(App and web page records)

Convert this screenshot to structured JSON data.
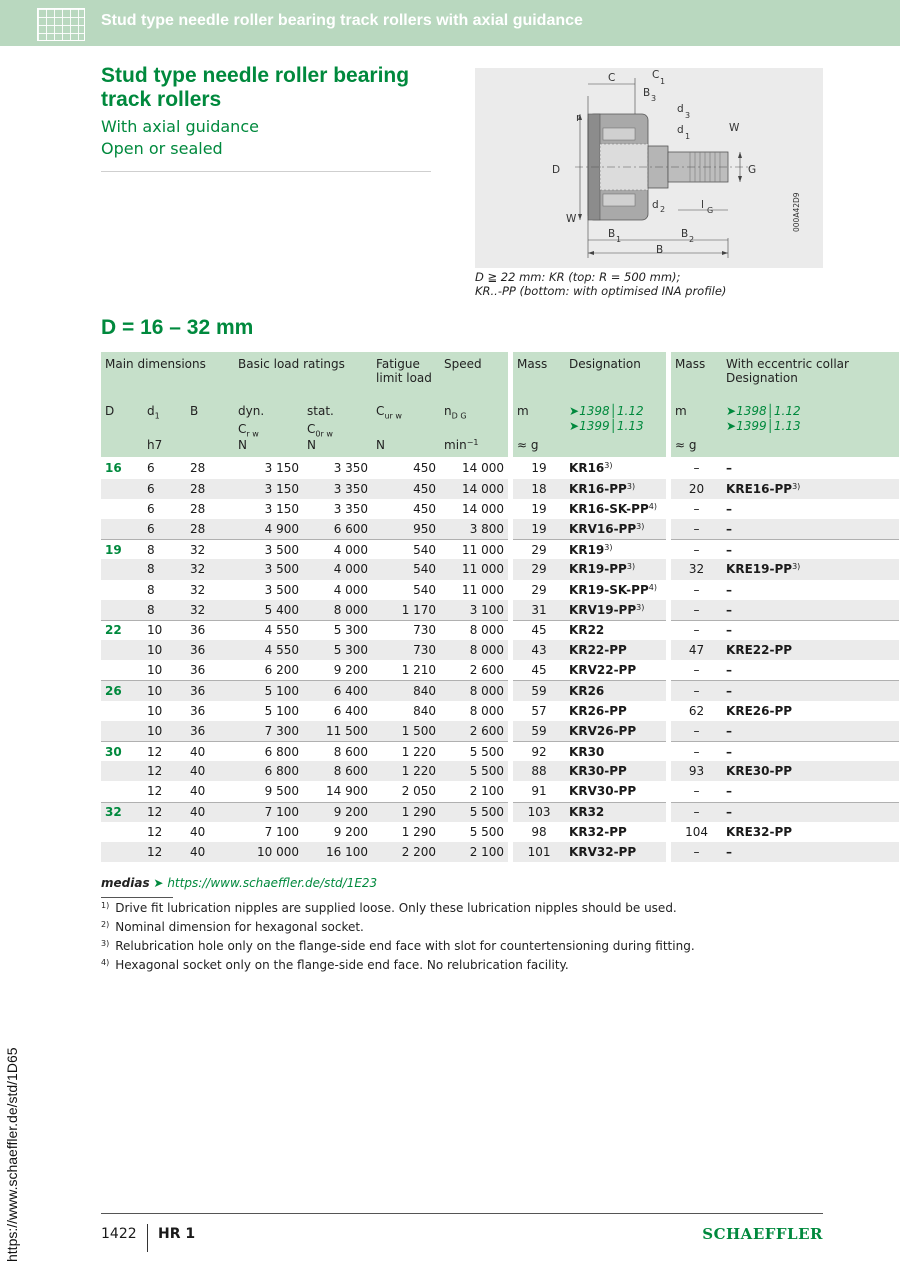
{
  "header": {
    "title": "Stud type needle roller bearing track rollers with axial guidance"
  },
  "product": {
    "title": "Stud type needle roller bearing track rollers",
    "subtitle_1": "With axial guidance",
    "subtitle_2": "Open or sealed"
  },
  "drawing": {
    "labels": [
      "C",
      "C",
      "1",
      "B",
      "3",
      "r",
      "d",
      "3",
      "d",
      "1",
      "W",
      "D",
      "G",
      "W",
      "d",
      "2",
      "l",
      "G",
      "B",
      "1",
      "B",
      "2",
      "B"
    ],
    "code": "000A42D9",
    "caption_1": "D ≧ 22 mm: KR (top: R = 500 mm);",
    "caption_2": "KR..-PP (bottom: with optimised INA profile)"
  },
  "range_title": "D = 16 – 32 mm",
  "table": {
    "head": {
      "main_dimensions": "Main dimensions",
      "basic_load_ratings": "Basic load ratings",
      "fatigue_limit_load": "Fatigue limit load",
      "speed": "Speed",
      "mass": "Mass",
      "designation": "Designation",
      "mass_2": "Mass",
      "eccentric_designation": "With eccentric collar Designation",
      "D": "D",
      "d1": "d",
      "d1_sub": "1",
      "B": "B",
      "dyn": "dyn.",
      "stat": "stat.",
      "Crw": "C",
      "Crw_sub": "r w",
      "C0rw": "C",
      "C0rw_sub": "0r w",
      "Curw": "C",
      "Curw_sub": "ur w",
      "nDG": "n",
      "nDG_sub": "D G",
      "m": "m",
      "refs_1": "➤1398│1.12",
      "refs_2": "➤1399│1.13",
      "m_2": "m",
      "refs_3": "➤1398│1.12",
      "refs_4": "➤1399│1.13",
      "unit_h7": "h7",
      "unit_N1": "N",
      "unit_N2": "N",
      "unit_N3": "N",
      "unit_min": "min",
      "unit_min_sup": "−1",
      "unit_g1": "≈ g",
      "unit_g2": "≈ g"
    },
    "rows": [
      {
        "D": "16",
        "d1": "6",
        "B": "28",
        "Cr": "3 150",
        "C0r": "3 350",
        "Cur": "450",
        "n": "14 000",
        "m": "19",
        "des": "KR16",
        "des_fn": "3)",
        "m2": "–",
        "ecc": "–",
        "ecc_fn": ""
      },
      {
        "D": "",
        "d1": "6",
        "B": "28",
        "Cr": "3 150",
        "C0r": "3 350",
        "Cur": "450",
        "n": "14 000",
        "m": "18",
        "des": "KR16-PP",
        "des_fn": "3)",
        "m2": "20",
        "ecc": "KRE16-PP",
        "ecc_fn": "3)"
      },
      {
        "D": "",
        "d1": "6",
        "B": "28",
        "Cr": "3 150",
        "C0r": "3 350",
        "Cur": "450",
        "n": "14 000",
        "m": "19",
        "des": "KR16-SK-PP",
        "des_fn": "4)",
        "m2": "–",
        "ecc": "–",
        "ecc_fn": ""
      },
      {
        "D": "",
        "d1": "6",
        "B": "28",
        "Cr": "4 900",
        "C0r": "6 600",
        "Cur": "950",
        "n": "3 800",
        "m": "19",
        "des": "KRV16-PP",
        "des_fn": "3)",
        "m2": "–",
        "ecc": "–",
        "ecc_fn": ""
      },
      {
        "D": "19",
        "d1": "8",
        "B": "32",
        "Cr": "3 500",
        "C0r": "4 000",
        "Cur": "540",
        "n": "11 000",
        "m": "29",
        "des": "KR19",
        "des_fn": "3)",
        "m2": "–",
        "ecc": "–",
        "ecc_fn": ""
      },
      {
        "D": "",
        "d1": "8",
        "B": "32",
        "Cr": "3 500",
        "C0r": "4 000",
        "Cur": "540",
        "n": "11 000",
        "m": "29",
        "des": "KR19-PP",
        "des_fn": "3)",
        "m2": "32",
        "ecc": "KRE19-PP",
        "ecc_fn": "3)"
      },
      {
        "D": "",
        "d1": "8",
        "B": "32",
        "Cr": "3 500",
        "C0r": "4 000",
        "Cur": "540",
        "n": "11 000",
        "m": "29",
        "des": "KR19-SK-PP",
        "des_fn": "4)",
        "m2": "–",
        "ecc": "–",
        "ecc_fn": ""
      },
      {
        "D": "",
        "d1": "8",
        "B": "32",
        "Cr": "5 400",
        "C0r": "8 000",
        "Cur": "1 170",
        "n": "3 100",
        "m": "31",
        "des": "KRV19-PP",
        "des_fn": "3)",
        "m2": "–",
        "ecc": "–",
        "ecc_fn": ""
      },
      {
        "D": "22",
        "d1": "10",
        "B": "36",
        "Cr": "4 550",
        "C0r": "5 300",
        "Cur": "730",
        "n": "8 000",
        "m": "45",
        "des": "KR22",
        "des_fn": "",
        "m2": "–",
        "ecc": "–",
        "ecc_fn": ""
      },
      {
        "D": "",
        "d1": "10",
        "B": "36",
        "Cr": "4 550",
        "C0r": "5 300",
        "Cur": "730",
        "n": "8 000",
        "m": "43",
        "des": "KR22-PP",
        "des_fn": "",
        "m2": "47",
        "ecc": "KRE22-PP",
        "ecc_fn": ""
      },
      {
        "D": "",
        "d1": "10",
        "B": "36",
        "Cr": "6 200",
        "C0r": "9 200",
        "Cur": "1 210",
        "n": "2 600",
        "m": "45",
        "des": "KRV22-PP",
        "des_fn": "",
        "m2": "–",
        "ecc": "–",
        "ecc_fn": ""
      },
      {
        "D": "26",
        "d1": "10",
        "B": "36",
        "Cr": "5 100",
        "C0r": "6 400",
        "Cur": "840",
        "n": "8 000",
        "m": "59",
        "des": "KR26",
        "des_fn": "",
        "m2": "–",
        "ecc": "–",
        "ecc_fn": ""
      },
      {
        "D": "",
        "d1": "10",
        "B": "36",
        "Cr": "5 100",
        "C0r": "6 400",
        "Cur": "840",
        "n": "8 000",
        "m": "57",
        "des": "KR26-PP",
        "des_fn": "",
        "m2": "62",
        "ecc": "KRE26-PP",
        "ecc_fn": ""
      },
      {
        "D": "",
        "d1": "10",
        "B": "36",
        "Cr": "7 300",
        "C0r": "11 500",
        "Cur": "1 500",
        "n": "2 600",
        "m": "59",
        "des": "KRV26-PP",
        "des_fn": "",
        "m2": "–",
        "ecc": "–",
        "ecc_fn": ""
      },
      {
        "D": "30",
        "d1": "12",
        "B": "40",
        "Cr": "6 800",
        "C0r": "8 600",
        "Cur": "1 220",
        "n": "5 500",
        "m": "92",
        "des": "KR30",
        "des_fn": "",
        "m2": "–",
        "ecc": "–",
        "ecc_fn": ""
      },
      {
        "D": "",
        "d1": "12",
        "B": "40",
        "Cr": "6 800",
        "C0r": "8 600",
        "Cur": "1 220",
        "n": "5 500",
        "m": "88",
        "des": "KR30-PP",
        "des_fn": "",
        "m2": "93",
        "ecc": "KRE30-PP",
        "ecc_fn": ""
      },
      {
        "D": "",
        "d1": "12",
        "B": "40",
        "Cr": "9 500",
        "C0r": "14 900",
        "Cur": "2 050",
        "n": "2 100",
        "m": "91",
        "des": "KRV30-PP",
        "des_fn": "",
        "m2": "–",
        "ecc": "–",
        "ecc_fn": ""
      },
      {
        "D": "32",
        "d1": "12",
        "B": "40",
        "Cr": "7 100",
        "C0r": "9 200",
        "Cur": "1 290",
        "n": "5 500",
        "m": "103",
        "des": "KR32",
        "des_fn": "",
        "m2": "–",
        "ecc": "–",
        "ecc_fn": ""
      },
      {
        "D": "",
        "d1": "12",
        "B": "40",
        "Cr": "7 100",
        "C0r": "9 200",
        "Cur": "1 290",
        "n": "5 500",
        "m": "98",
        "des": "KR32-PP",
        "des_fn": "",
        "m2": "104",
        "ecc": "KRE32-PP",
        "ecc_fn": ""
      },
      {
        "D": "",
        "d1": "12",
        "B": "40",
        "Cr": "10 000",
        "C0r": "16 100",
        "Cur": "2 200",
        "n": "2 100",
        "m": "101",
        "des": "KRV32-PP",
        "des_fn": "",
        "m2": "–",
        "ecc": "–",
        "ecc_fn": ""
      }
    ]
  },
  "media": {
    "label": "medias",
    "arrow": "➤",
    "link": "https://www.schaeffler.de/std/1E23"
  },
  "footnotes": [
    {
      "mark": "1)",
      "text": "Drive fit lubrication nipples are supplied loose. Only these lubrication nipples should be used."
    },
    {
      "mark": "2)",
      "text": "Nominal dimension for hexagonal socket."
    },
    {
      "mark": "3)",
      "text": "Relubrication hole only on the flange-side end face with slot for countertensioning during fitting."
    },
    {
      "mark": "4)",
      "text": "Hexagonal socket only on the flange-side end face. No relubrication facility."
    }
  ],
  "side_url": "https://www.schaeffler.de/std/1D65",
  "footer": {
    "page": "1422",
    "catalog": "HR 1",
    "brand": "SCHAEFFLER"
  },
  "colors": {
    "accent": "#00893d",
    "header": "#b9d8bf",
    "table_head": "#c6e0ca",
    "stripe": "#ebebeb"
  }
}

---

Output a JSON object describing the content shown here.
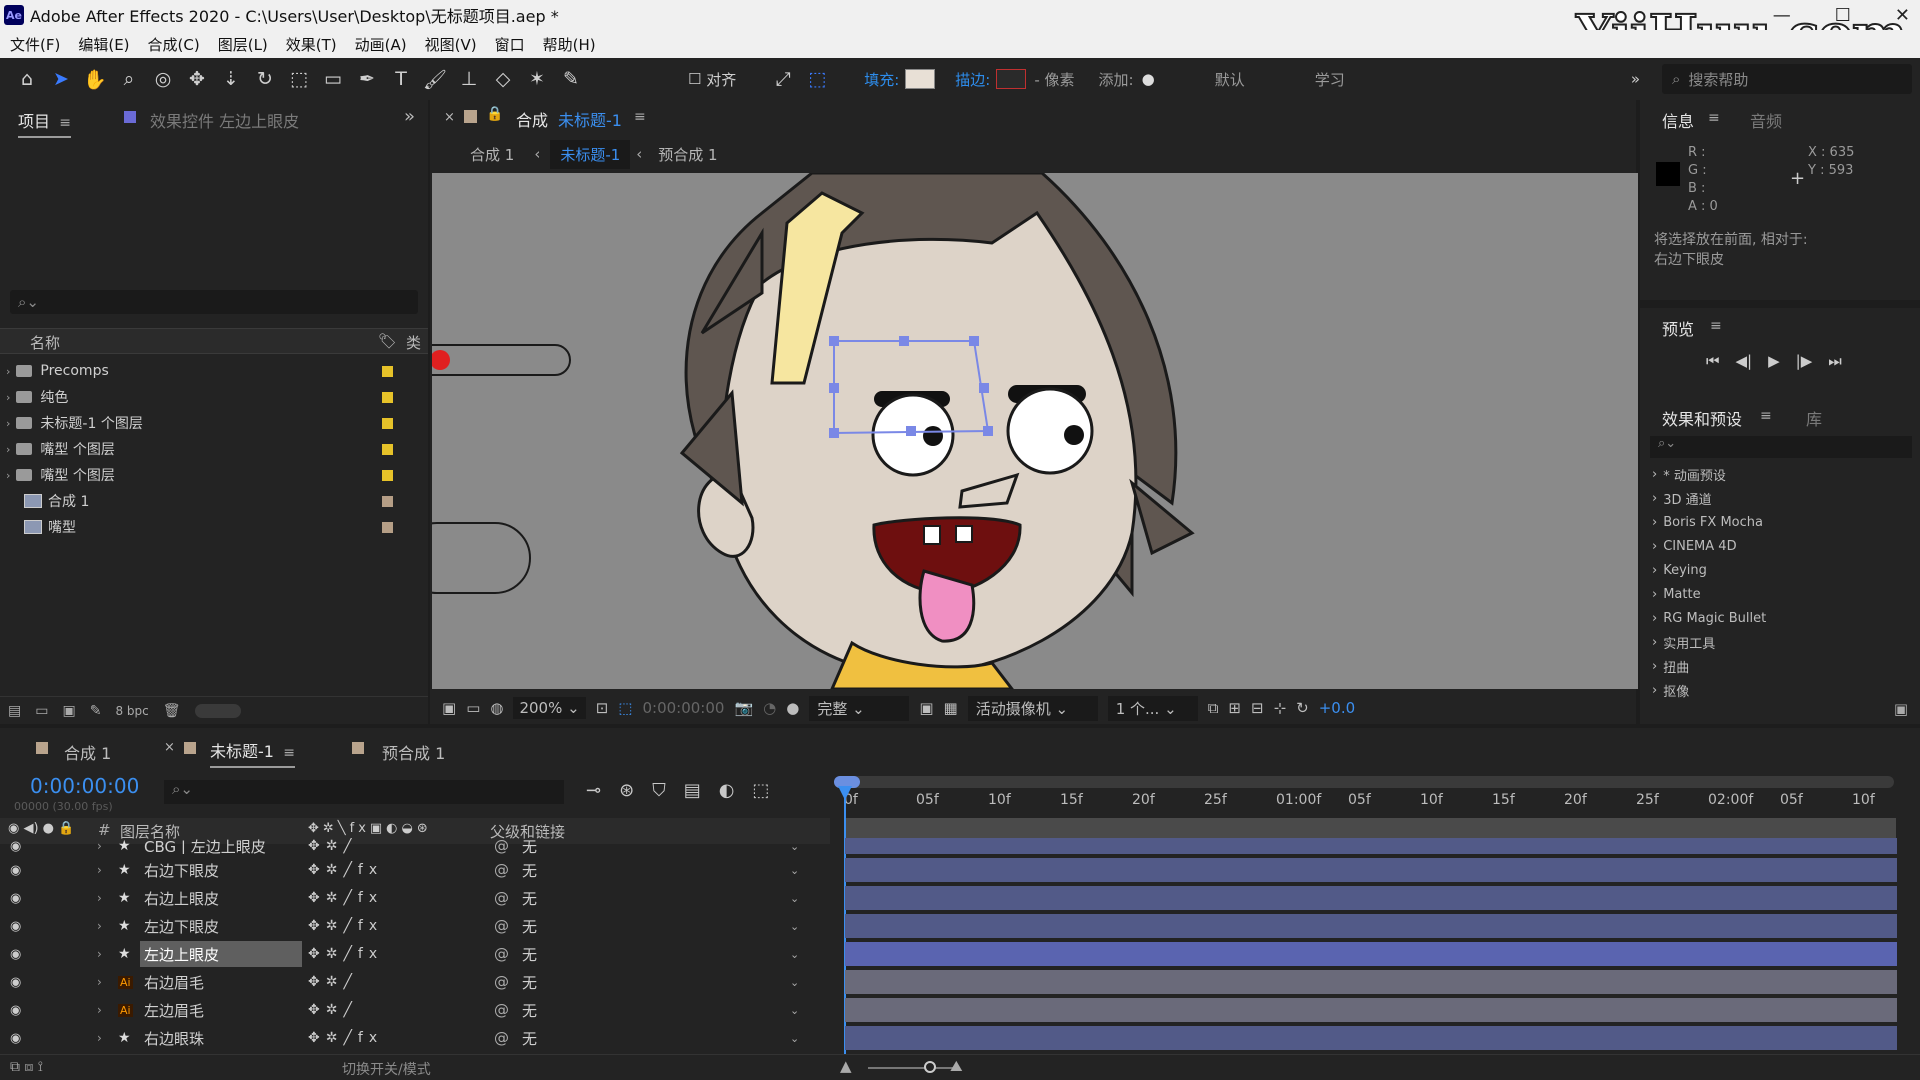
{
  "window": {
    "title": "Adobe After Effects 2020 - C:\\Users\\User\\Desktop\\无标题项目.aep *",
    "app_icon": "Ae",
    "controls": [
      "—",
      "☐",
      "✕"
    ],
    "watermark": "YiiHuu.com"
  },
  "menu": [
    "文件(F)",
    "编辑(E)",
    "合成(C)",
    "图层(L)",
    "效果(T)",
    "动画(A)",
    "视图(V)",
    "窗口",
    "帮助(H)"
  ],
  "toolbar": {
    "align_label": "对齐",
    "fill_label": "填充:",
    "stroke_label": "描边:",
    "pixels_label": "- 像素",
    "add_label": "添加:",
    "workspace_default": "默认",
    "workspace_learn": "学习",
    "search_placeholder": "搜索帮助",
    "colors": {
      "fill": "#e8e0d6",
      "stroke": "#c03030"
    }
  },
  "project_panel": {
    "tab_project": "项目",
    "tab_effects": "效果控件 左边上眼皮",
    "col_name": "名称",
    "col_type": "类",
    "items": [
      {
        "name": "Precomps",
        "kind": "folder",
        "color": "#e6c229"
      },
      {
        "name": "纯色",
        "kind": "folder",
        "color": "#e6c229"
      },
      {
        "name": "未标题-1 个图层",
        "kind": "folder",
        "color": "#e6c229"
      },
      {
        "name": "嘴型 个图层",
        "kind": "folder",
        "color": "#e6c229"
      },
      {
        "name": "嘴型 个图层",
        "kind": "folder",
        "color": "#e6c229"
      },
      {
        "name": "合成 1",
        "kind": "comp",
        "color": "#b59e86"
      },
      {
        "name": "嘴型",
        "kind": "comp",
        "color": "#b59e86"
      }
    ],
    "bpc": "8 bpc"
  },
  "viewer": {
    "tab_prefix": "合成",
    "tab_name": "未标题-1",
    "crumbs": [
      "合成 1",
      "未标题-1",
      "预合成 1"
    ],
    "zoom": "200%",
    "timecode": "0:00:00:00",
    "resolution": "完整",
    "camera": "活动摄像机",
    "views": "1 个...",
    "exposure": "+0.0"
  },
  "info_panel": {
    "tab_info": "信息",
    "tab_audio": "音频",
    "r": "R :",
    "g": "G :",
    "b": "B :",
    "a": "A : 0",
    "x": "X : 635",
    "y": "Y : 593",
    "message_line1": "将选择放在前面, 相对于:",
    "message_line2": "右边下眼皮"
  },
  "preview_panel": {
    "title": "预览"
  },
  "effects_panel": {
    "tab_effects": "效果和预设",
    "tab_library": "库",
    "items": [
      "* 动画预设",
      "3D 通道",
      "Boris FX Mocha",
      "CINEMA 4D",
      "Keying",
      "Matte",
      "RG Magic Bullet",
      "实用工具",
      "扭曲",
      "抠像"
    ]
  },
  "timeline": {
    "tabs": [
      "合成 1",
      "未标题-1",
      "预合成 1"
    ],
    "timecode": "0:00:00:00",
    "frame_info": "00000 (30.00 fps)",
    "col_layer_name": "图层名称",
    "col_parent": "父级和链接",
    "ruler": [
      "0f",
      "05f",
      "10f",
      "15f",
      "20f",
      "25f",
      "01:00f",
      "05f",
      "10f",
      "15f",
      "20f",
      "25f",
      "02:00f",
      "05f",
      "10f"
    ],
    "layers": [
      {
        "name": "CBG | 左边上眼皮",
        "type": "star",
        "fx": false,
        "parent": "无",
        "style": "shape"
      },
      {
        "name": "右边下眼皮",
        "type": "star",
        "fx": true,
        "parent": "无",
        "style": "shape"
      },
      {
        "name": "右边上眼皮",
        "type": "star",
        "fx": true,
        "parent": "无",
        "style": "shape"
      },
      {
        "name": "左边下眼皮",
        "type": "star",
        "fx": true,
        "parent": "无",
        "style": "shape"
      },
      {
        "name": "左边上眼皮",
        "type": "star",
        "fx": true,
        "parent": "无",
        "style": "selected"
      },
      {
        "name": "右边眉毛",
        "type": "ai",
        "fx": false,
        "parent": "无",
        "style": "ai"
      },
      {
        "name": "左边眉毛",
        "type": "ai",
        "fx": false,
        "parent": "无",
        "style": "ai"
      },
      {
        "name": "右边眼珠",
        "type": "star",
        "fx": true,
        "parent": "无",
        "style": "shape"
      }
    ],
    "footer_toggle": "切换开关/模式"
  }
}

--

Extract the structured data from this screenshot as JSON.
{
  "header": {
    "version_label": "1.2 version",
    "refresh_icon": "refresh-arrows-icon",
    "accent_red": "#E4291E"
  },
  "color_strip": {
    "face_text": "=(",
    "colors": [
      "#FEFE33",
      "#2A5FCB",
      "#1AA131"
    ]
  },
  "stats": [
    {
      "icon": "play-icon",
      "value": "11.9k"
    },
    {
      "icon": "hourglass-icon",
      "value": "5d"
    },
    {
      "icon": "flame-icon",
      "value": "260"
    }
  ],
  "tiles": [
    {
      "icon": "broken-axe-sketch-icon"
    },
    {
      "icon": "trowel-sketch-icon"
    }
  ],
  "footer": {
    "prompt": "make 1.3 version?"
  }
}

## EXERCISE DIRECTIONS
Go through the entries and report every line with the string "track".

## SOLVED EXERCISE
    "title": "Stud type needle roller bearing track rollers with axial guidance"
    "title": "Stud type needle roller bearing track rollers",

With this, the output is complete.